When a line of the entries contains the word "jpeg", report that line.

====

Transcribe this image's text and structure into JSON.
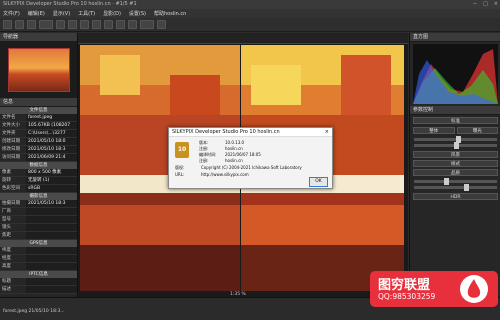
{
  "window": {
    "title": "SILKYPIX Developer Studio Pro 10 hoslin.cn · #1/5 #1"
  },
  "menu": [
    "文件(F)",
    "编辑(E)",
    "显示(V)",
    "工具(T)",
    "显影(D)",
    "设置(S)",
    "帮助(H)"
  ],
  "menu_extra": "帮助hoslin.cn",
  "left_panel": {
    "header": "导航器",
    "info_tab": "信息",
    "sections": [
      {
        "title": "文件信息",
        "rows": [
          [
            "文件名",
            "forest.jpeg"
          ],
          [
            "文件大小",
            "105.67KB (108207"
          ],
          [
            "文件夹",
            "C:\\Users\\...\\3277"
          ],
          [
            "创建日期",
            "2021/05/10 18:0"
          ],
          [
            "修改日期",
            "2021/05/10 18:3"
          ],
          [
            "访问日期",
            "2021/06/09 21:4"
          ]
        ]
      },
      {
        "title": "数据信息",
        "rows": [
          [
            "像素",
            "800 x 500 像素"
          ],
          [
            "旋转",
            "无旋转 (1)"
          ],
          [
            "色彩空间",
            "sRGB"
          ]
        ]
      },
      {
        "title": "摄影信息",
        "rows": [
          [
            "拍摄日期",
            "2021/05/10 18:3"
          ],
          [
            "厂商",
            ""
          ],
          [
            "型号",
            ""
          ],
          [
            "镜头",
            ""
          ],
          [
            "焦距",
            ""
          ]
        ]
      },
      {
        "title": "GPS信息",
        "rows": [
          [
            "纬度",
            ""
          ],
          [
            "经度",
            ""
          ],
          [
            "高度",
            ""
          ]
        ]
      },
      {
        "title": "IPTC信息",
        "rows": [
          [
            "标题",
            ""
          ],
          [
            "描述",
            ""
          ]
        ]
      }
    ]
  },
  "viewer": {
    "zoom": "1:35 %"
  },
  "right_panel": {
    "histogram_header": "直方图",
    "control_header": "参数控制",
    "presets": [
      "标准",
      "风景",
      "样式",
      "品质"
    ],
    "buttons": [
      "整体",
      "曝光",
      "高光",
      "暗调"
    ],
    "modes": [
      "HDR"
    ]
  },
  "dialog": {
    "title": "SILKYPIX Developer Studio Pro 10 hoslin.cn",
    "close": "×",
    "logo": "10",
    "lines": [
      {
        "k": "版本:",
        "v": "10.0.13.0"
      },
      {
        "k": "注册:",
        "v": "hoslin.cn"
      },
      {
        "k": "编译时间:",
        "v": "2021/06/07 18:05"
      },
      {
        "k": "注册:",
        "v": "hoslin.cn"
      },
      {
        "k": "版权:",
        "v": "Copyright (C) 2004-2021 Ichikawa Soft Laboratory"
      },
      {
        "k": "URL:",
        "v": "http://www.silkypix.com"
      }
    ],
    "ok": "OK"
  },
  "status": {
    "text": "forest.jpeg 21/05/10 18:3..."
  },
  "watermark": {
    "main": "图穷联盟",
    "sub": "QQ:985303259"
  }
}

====

## OUTPUT FOR THIS TASK
            "forest.jpeg"
    "text": "forest.jpeg 21/05/10 18:3..."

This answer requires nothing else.